> The data:
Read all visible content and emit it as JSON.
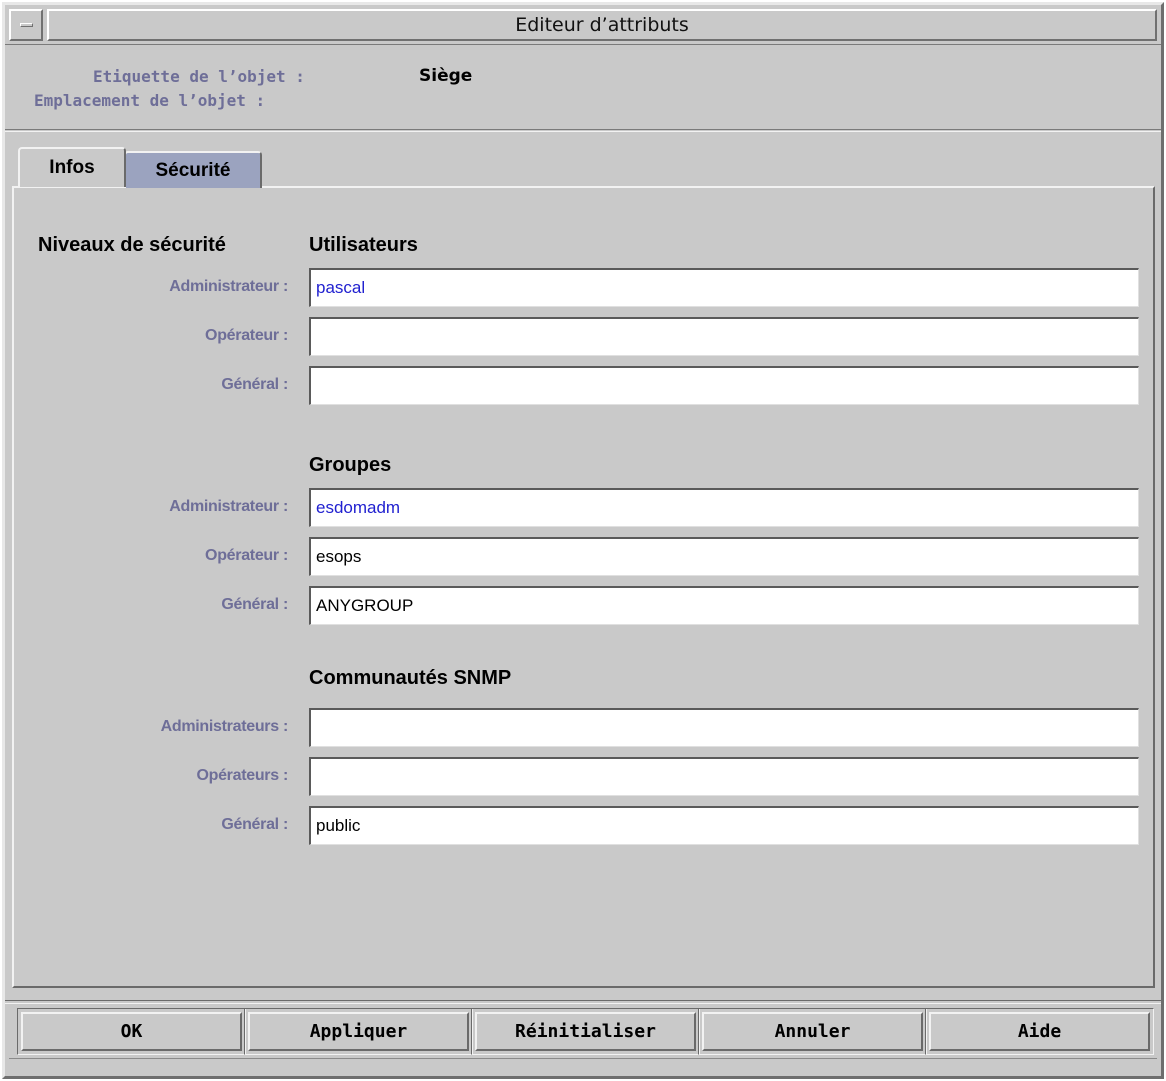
{
  "window": {
    "title": "Editeur d’attributs"
  },
  "header": {
    "label_etiquette": "Etiquette de l’objet :",
    "value_etiquette": "Siège",
    "label_emplacement": "Emplacement de l’objet :",
    "value_emplacement": ""
  },
  "tabs": [
    {
      "label": "Infos",
      "selected": false
    },
    {
      "label": "Sécurité",
      "selected": true
    }
  ],
  "security": {
    "levels_heading": "Niveaux de sécurité",
    "users": {
      "heading": "Utilisateurs",
      "admin_label": "Administrateur :",
      "admin_value": "pascal",
      "operator_label": "Opérateur :",
      "operator_value": "",
      "general_label": "Général :",
      "general_value": ""
    },
    "groups": {
      "heading": "Groupes",
      "admin_label": "Administrateur :",
      "admin_value": "esdomadm",
      "operator_label": "Opérateur :",
      "operator_value": "esops",
      "general_label": "Général :",
      "general_value": "ANYGROUP"
    },
    "snmp": {
      "heading": "Communautés SNMP",
      "admin_label": "Administrateurs :",
      "admin_value": "",
      "operator_label": "Opérateurs :",
      "operator_value": "",
      "general_label": "Général :",
      "general_value": "public"
    }
  },
  "buttons": {
    "ok": "OK",
    "apply": "Appliquer",
    "reset": "Réinitialiser",
    "cancel": "Annuler",
    "help": "Aide"
  },
  "colors": {
    "window_bg": "#c9c9c9",
    "label_color": "#6e6e98",
    "selected_tab": "#9ba3bf",
    "link_value": "#2121d0"
  }
}
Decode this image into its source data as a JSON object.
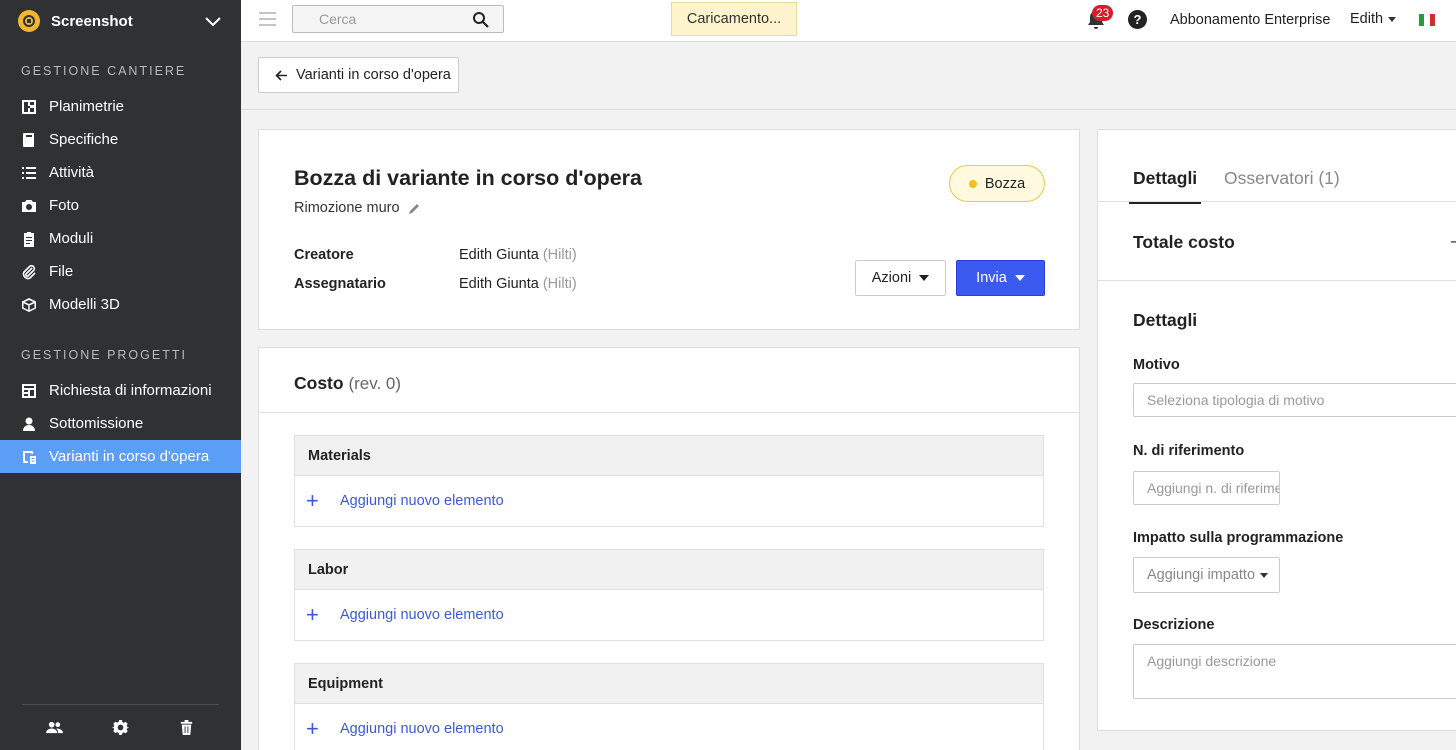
{
  "app": {
    "name": "Screenshot"
  },
  "sidebar": {
    "section1": "GESTIONE CANTIERE",
    "items1": [
      {
        "label": "Planimetrie",
        "icon": "floorplan-icon"
      },
      {
        "label": "Specifiche",
        "icon": "book-icon"
      },
      {
        "label": "Attività",
        "icon": "list-icon"
      },
      {
        "label": "Foto",
        "icon": "camera-icon"
      },
      {
        "label": "Moduli",
        "icon": "clipboard-icon"
      },
      {
        "label": "File",
        "icon": "paperclip-icon"
      },
      {
        "label": "Modelli 3D",
        "icon": "cube-icon"
      }
    ],
    "section2": "GESTIONE PROGETTI",
    "items2": [
      {
        "label": "Richiesta di informazioni",
        "icon": "info-request-icon"
      },
      {
        "label": "Sottomissione",
        "icon": "person-icon"
      },
      {
        "label": "Varianti in corso d'opera",
        "icon": "change-order-icon",
        "active": true
      }
    ]
  },
  "topbar": {
    "search_placeholder": "Cerca",
    "loading": "Caricamento...",
    "notifications_count": "23",
    "help": "?",
    "subscription": "Abbonamento Enterprise",
    "user": "Edith"
  },
  "back": {
    "label": "Varianti in corso d'opera"
  },
  "header": {
    "title": "Bozza di variante in corso d'opera",
    "subtitle": "Rimozione muro",
    "status": "Bozza",
    "creator_label": "Creatore",
    "creator_name": "Edith Giunta",
    "creator_company": "(Hilti)",
    "assignee_label": "Assegnatario",
    "assignee_name": "Edith Giunta",
    "assignee_company": "(Hilti)",
    "actions_label": "Azioni",
    "send_label": "Invia"
  },
  "cost": {
    "title": "Costo",
    "rev": "(rev. 0)",
    "groups": [
      {
        "name": "Materials",
        "add": "Aggiungi nuovo elemento"
      },
      {
        "name": "Labor",
        "add": "Aggiungi nuovo elemento"
      },
      {
        "name": "Equipment",
        "add": "Aggiungi nuovo elemento"
      }
    ]
  },
  "details": {
    "tab_details": "Dettagli",
    "tab_observers": "Osservatori",
    "observers_count": "(1)",
    "total_label": "Totale costo",
    "total_value": "–",
    "section_title": "Dettagli",
    "motivo_label": "Motivo",
    "motivo_placeholder": "Seleziona tipologia di motivo",
    "ref_label": "N. di riferimento",
    "ref_placeholder": "Aggiungi n. di riferimento",
    "impact_label": "Impatto sulla programmazione",
    "impact_placeholder": "Aggiungi impatto",
    "desc_label": "Descrizione",
    "desc_placeholder": "Aggiungi descrizione"
  },
  "colors": {
    "accent": "#3a5af0",
    "sidebar": "#2f3133",
    "active": "#5b9ef5",
    "status": "#f2c01a"
  }
}
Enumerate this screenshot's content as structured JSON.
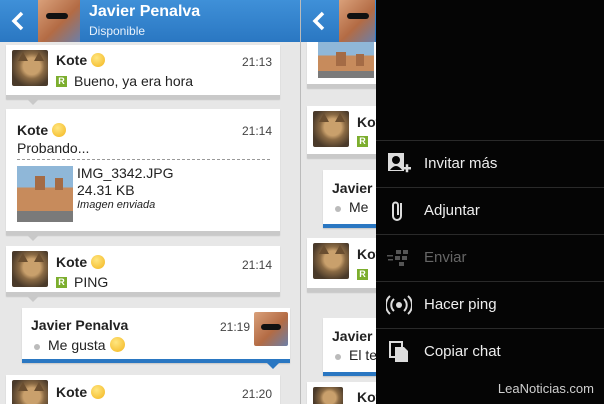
{
  "left_panel": {
    "header": {
      "name": "Javier Penalva",
      "status": "Disponible"
    },
    "messages": [
      {
        "sender": "Kote",
        "time": "21:13",
        "text": "Bueno, ya era hora"
      },
      {
        "sender": "Kote",
        "time": "21:14",
        "text": "Probando...",
        "attachment": {
          "filename": "IMG_3342.JPG",
          "size": "24.31 KB",
          "status": "Imagen enviada"
        }
      },
      {
        "sender": "Kote",
        "time": "21:14",
        "text": "PING"
      },
      {
        "sender": "Javier Penalva",
        "time": "21:19",
        "text": "Me gusta"
      },
      {
        "sender": "Kote",
        "time": "21:20",
        "text": ""
      }
    ]
  },
  "right_panel": {
    "partial_messages": [
      {
        "sender": "Kote"
      },
      {
        "sender": "Javier",
        "text": "Me"
      },
      {
        "sender": "Kote"
      },
      {
        "sender": "Javier",
        "text": "El te"
      },
      {
        "sender": "Kote"
      }
    ],
    "menu": {
      "items": [
        {
          "label": "Invitar más",
          "icon": "invite-contact-icon",
          "enabled": true
        },
        {
          "label": "Adjuntar",
          "icon": "paperclip-icon",
          "enabled": true
        },
        {
          "label": "Enviar",
          "icon": "send-bbm-icon",
          "enabled": false
        },
        {
          "label": "Hacer ping",
          "icon": "ping-icon",
          "enabled": true
        },
        {
          "label": "Copiar chat",
          "icon": "copy-chat-icon",
          "enabled": true
        }
      ]
    }
  },
  "badge_letter": "R",
  "watermark": "LeaNoticias.com",
  "colors": {
    "header": "#2a77c2",
    "outgoing_accent": "#2a77c2",
    "read_badge": "#7cae2e",
    "menu_bg": "#050505"
  }
}
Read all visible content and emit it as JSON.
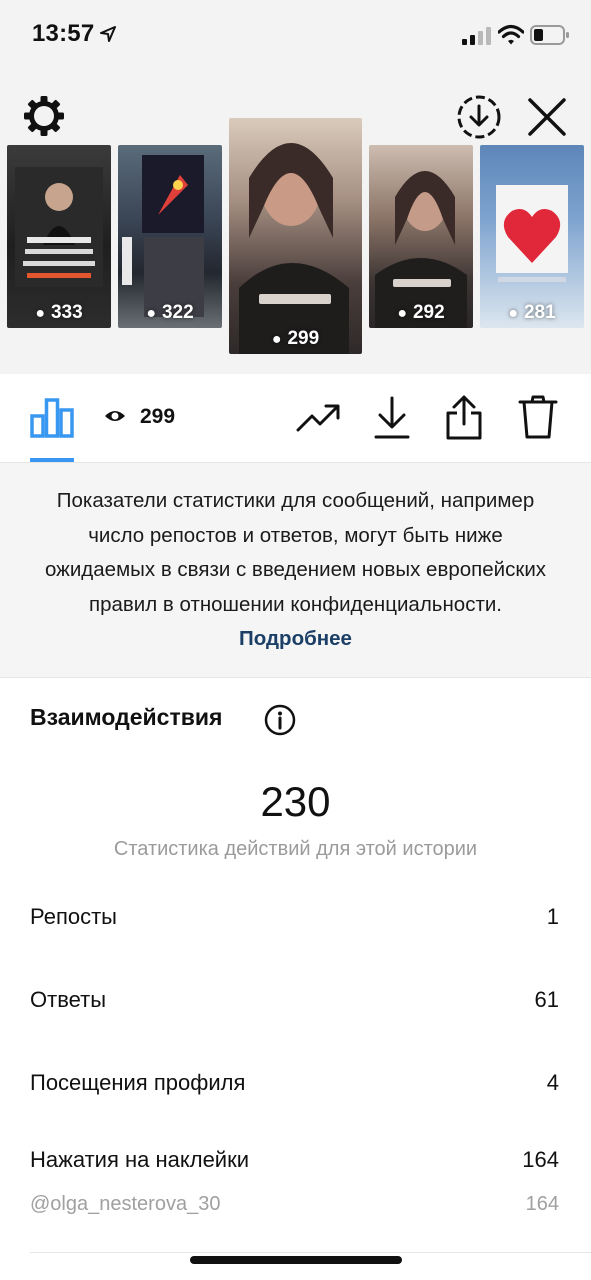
{
  "status_bar": {
    "time": "13:57"
  },
  "stories": [
    {
      "views": "333"
    },
    {
      "views": "322"
    },
    {
      "views": "299"
    },
    {
      "views": "292"
    },
    {
      "views": "281"
    }
  ],
  "toolbar": {
    "views": "299"
  },
  "notice": {
    "text": "Показатели статистики для сообщений, например число репостов и ответов, могут быть ниже ожидаемых в связи с введением новых европейских правил в отношении конфиденциальности.",
    "link": "Подробнее"
  },
  "interactions": {
    "title": "Взаимодействия",
    "total": "230",
    "caption": "Статистика действий для этой истории",
    "rows": [
      {
        "label": "Репосты",
        "value": "1"
      },
      {
        "label": "Ответы",
        "value": "61"
      },
      {
        "label": "Посещения профиля",
        "value": "4"
      },
      {
        "label": "Нажатия на наклейки",
        "value": "164"
      }
    ],
    "sub": {
      "label": "@olga_nesterova_30",
      "value": "164"
    }
  },
  "colors": {
    "accent": "#3897f0",
    "link": "#1b3f66",
    "muted": "#9b9b9b"
  }
}
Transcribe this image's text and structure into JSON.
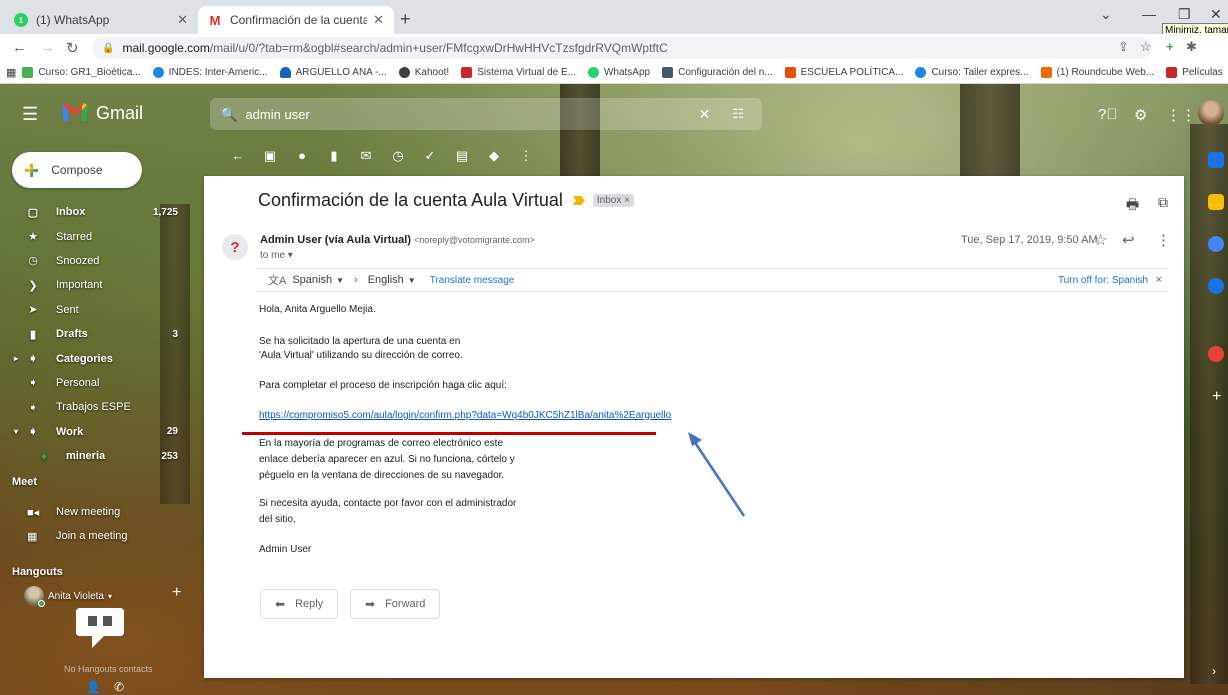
{
  "browser": {
    "tabs": [
      {
        "title": "(1) WhatsApp",
        "favicon": "1"
      },
      {
        "title": "Confirmación de la cuenta Aula \\"
      }
    ],
    "tooltip": "Minimiz. tamaño",
    "url_host": "mail.google.com",
    "url_path": "/mail/u/0/?tab=rm&ogbl#search/admin+user/FMfcgxwDrHwHHVcTzsfgdrRVQmWptftC",
    "bookmarks": [
      {
        "label": "Curso: GR1_Bioética...",
        "color": "#4caf50"
      },
      {
        "label": "INDES: Inter-Americ...",
        "color": "#1e88e5"
      },
      {
        "label": "ARGUELLO ANA -...",
        "color": "#1565c0"
      },
      {
        "label": "Kahoot!",
        "color": "#3c4043"
      },
      {
        "label": "Sistema Virtual de E...",
        "color": "#c62828"
      },
      {
        "label": "WhatsApp",
        "color": "#25d366"
      },
      {
        "label": "Configuración del n...",
        "color": "#455a64"
      },
      {
        "label": "ESCUELA POLÍTICA...",
        "color": "#e65100"
      },
      {
        "label": "Curso: Taller expres...",
        "color": "#1e88e5"
      },
      {
        "label": "(1) Roundcube Web...",
        "color": "#ef6c00"
      },
      {
        "label": "Películas",
        "color": "#c62828"
      }
    ]
  },
  "gmail": {
    "brand": "Gmail",
    "search_value": "admin user",
    "compose_label": "Compose",
    "nav": [
      {
        "label": "Inbox",
        "count": "1,725",
        "bold": true,
        "icon": "inbox-icon"
      },
      {
        "label": "Starred",
        "count": "",
        "bold": false,
        "icon": "star-icon"
      },
      {
        "label": "Snoozed",
        "count": "",
        "bold": false,
        "icon": "clock-icon"
      },
      {
        "label": "Important",
        "count": "",
        "bold": false,
        "icon": "important-icon"
      },
      {
        "label": "Sent",
        "count": "",
        "bold": false,
        "icon": "send-icon"
      },
      {
        "label": "Drafts",
        "count": "3",
        "bold": true,
        "icon": "draft-icon"
      },
      {
        "label": "Categories",
        "count": "",
        "bold": true,
        "icon": "label-icon"
      },
      {
        "label": "Personal",
        "count": "",
        "bold": false,
        "icon": "label-icon"
      },
      {
        "label": "Trabajos ESPE",
        "count": "",
        "bold": false,
        "icon": "label-icon"
      },
      {
        "label": "Work",
        "count": "29",
        "bold": true,
        "icon": "label-icon"
      },
      {
        "label": "mineria",
        "count": "253",
        "bold": true,
        "icon": "label-green-icon"
      }
    ],
    "meet_header": "Meet",
    "meet_items": [
      "New meeting",
      "Join a meeting"
    ],
    "hangouts_header": "Hangouts",
    "hangouts_user": "Anita Violeta",
    "hangouts_empty": "No Hangouts contacts"
  },
  "email": {
    "subject": "Confirmación de la cuenta Aula Virtual",
    "inbox_chip": "Inbox ×",
    "sender_name": "Admin User (vía Aula Virtual)",
    "sender_email": "<noreply@votomigrante.com>",
    "to": "to me ▾",
    "date": "Tue, Sep 17, 2019, 9:50 AM",
    "translate": {
      "from": "Spanish",
      "to": "English",
      "link": "Translate message",
      "turn_off": "Turn off for: Spanish"
    },
    "body": [
      "Hola, Anita Arguello Mejia.",
      "Se ha solicitado la apertura de una cuenta en",
      "'Aula Virtual' utilizando su dirección de correo.",
      "Para completar el proceso de inscripción haga clic aquí:",
      "En la mayoría de programas de correo electrónico este",
      "enlace debería aparecer en azul. Si no funciona, córtelo y",
      "péguelo en la ventana de direcciones de su navegador.",
      "Si necesita ayuda, contacte por favor con el administrador",
      "del sitio,",
      "Admin User"
    ],
    "confirm_link": "https://compromiso5.com/aula/login/confirm.php?data=Wq4b0JKC5hZ1lBa/anita%2Earguello",
    "reply_label": "Reply",
    "forward_label": "Forward"
  }
}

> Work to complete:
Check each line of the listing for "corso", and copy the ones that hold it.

> Answer to this exercise:
        "label": "Varianti in corso d'opera",
    "label": "Varianti in corso d'opera"
    "title": "Bozza di variante in corso d'opera",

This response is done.